Commitment: $25B ($8B as of 12/31/09)
14. Hiring Incentives to Restore Employment (HIRE) Act - March 18, 2010.
15. Continuing Extension Act - April 15, 2010.
16. Unemployment Compensation Extension Act - July 22, 2010.
17. Education Jobs and Medicaid Assistance Act - August 10, 2010.
18. Small Business Jobs and Credit Act - Sept. 27, 2010.
19. Middle Class Tax Relief Act - Dec 17, 2010.
20. Temporary Payroll Tax Cut Continuation Act - Dec 23, 2011.
21. Welfare Integrity and Data Improvement Act - Feb 2012.
* Treasury Department Program totals:
Maximum commitment: $4T - Accessed as of 9/30/09: $1.1T
Federal Housing Administration (FHA) programs:
*1. Housing and Economic Recovery Act of 2008 - July 30, 2008
1a. Hope for Homeowners (H4H) - provides loan guarantees and a $7,500 tax credit for 2,687,000 1st time homebuyers and mortgage borrowers.
Commitment: $293B ($21B as of 2009)
1b. Neighborhood Stabilization (NSP) - provides loan guarantees for mortgage borrowers.
Commitment: $6.92B ($6.92B as of 2011)
*2. Making Home Affordable plan - February 18, 2009, may help 3-4 million homeowners, $75B plan ($50B from TARP and $20B from Fannie Mae, Freddie Mac and $5B from HUD: 1) Loan modifications owned or guaranteed by Fannie Mae and Freddie Mac and 2) A separate modification program through a participating lender. Loans originated before Jan. 1, 2009 are eligible for modification through 2012, mortgages up to $729,750 and rates as low as 2%. Covers more than 85% of loans in the country.
Commitment: $75B (521,630 through 2010, $1.75B as of 8/6/10)
2a. FHA Home Affordable Modification Program (FHA-HAMP)
Home Affordable Modification Program SM (HAMPSM)
Veteran's Affairs Home Affordable Modification (VA-HAMP)

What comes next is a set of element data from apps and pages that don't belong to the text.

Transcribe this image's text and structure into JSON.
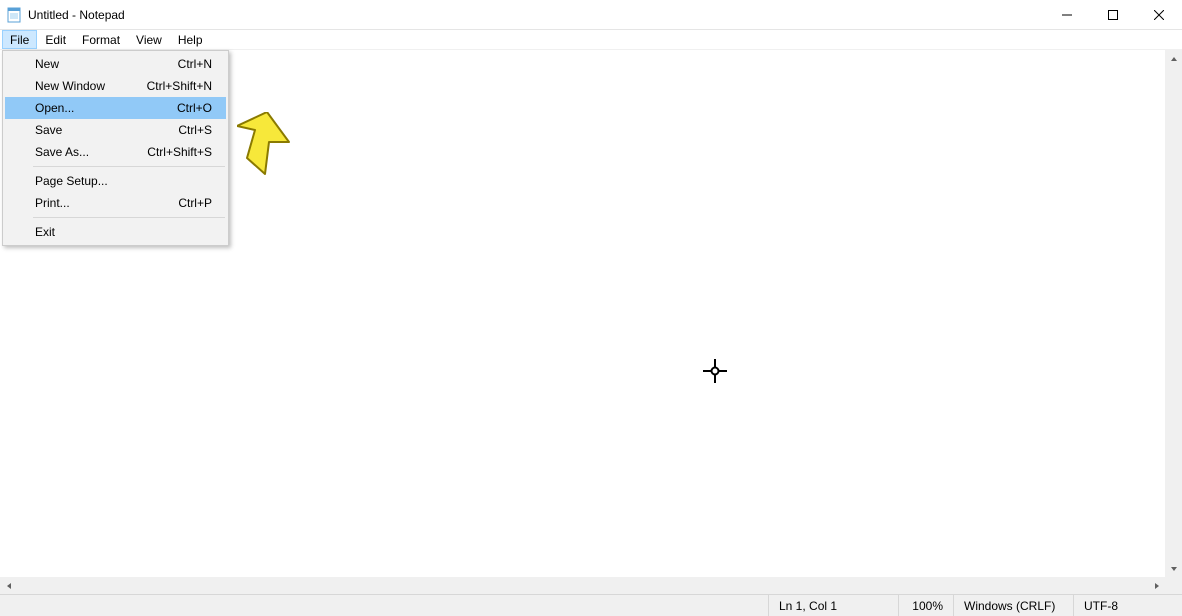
{
  "window": {
    "title": "Untitled - Notepad"
  },
  "menubar": {
    "file": "File",
    "edit": "Edit",
    "format": "Format",
    "view": "View",
    "help": "Help"
  },
  "fileMenu": {
    "new": {
      "label": "New",
      "shortcut": "Ctrl+N"
    },
    "newWindow": {
      "label": "New Window",
      "shortcut": "Ctrl+Shift+N"
    },
    "open": {
      "label": "Open...",
      "shortcut": "Ctrl+O"
    },
    "save": {
      "label": "Save",
      "shortcut": "Ctrl+S"
    },
    "saveAs": {
      "label": "Save As...",
      "shortcut": "Ctrl+Shift+S"
    },
    "pageSetup": {
      "label": "Page Setup...",
      "shortcut": ""
    },
    "print": {
      "label": "Print...",
      "shortcut": "Ctrl+P"
    },
    "exit": {
      "label": "Exit",
      "shortcut": ""
    }
  },
  "status": {
    "lncol": "Ln 1, Col 1",
    "zoom": "100%",
    "lineEnding": "Windows (CRLF)",
    "encoding": "UTF-8"
  }
}
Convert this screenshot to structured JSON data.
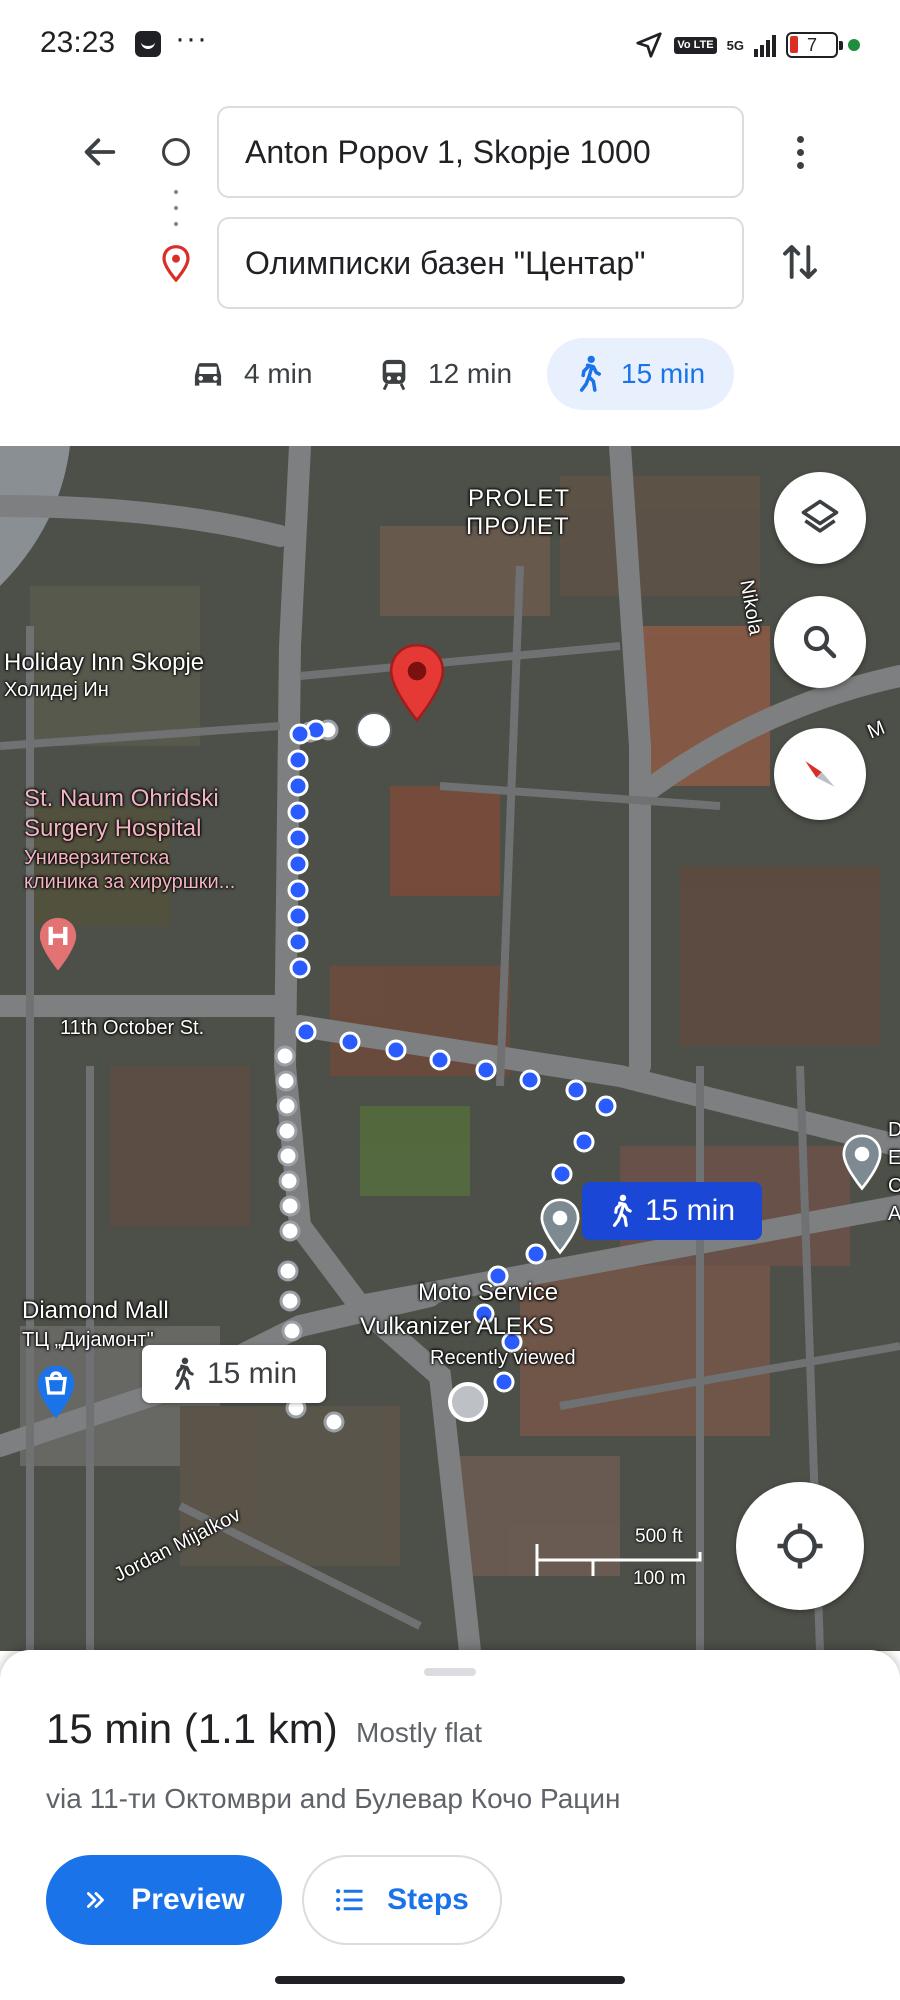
{
  "status_bar": {
    "time": "23:23",
    "more": "···",
    "vo_lte": "Vo LTE",
    "network": "5G",
    "battery_level": "7"
  },
  "directions": {
    "origin": "Anton Popov 1, Skopje 1000",
    "destination": "Олимписки базен \"Центар\""
  },
  "travel_modes": [
    {
      "mode": "driving",
      "icon": "car-icon",
      "duration": "4 min"
    },
    {
      "mode": "transit",
      "icon": "train-icon",
      "duration": "12 min"
    },
    {
      "mode": "walking",
      "icon": "walk-icon",
      "duration": "15 min",
      "selected": true
    }
  ],
  "map": {
    "labels": {
      "prolet_latin": "PROLET",
      "prolet_cyrillic": "ПРОЛЕТ",
      "nikola": "Nikola",
      "holiday_inn": "Holiday Inn Skopje",
      "holiday_inn_cyr": "Холидеј Ин",
      "hospital_1": "St. Naum Ohridski",
      "hospital_2": "Surgery Hospital",
      "hospital_3": "Универзитетска",
      "hospital_4": "клиника за хируршки...",
      "street_11_october": "11th October St.",
      "diamond_mall": "Diamond Mall",
      "diamond_mall_cyr": "ТЦ „Дијамонт\"",
      "moto_service_1": "Moto Service",
      "moto_service_2": "Vulkanizer ALEKS",
      "recently_viewed": "Recently viewed",
      "jordan_mijalkov": "Jordan Mijalkov",
      "right_edge_d": "D",
      "right_edge_e": "E",
      "right_edge_c": "C",
      "right_edge_a": "A",
      "right_edge_m": "M"
    },
    "route_chip_selected": "15 min",
    "route_chip_alt": "15 min",
    "scale_imperial": "500 ft",
    "scale_metric": "100 m",
    "colors": {
      "route_blue": "#1a47d6",
      "route_dot": "#2a5bff",
      "accent": "#1a73e8",
      "pin_red": "#d93025"
    }
  },
  "summary": {
    "duration_distance": "15 min (1.1 km)",
    "terrain": "Mostly flat",
    "via": "via 11-ти Октомври and Булевар Кочо Рацин"
  },
  "actions": {
    "preview": "Preview",
    "steps": "Steps"
  }
}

Home Affordable Modification Program for Rural Development Loans (RD-HAMP) - March 4, 2009, provides loan guarantees for mortgage borrowers. Trial modification 1,775,000, permanent modification 933,000 and FHA Loss mitigation interventions 1,188,000.

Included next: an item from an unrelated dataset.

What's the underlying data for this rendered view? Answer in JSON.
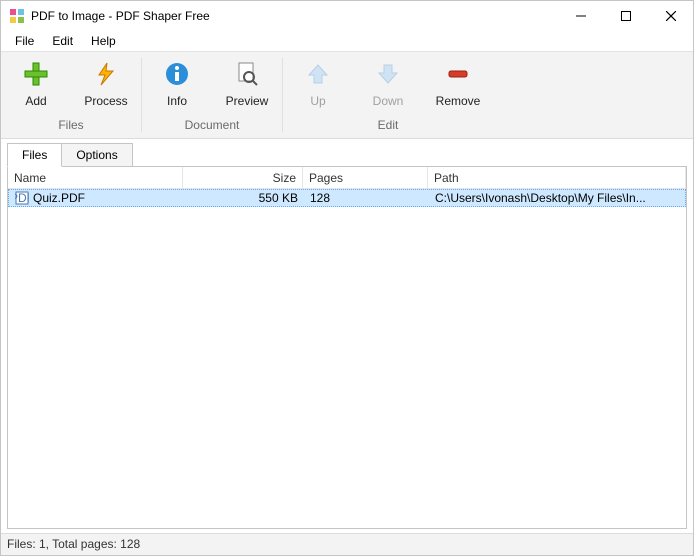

Commitment: $40B of $75B ($30B as of 2012)
2b. Housing Finance Agency Innovation Fund for the Hardest Hit Housing Markets (HHF) - June 23, 2009, provides loan guarantees for mortgage borrowers in Arizona, California, Florida, Michigan and Nevada.
Commitment: $7.6B from TARP ($7.6B as of 2011)

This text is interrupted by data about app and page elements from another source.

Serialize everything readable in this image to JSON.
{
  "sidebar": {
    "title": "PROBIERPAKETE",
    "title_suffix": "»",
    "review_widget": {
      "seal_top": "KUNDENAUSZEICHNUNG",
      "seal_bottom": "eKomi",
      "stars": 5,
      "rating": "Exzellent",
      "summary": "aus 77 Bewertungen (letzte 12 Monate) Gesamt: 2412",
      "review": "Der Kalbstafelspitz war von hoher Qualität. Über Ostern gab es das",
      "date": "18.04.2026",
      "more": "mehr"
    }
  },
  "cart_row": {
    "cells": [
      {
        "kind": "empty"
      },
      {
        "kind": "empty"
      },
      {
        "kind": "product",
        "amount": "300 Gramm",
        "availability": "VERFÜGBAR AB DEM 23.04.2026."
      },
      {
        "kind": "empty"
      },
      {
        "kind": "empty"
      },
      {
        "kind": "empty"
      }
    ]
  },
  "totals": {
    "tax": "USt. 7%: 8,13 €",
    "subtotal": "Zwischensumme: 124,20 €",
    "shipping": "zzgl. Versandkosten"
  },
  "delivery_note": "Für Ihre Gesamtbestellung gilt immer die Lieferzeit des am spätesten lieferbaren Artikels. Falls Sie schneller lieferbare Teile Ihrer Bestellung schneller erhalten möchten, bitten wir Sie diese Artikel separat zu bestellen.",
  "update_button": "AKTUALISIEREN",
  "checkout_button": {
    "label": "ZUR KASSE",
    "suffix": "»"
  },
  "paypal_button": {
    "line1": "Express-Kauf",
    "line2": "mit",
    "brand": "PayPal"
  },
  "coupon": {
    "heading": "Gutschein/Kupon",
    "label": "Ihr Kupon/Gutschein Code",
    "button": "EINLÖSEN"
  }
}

2c. Home Affordable Refinance Program (HARP) - begins September 7, 2010, provides loan guarantees for mortgage borrowers between 998,000 million may be able to refinance.
Commitment: $14B from TARP ($5 billion as of 2011)
2d. Principal Reduction Alternative SM (PRA)
2e. Second Lien Modification Program (2MP)
2f. USDA's Special Loan Servicing
2g. Home Affordable Foreclosure Alternatives Program (HAFA)
2h. Second Lien Modification Program for Federal Housing Administration Loans (FHA-2LP)
2i. FHA Refinance for Borrowers with Negative Equity (FHA Short Refinance)
2j. Home Affordable Unemployment Program (UP) - 2d-j., additional programs. All Refinances (2a-j.) $24.639B reductions.
* Federal Housing Administration Program totals:
Maximum commitment: $375B - Accessed as of 9/30/09: $302B
** US Government program totals: Maximum U.S. commitment: $12.8T
U.S. support peaked March 2009: $4.1T
Globally, Governments and Central banks provided over $11T of support for Financial institutions: $1.56T in capital injections, $5.21T for asset purchases and guarantees and $4.64T in debt guarantees.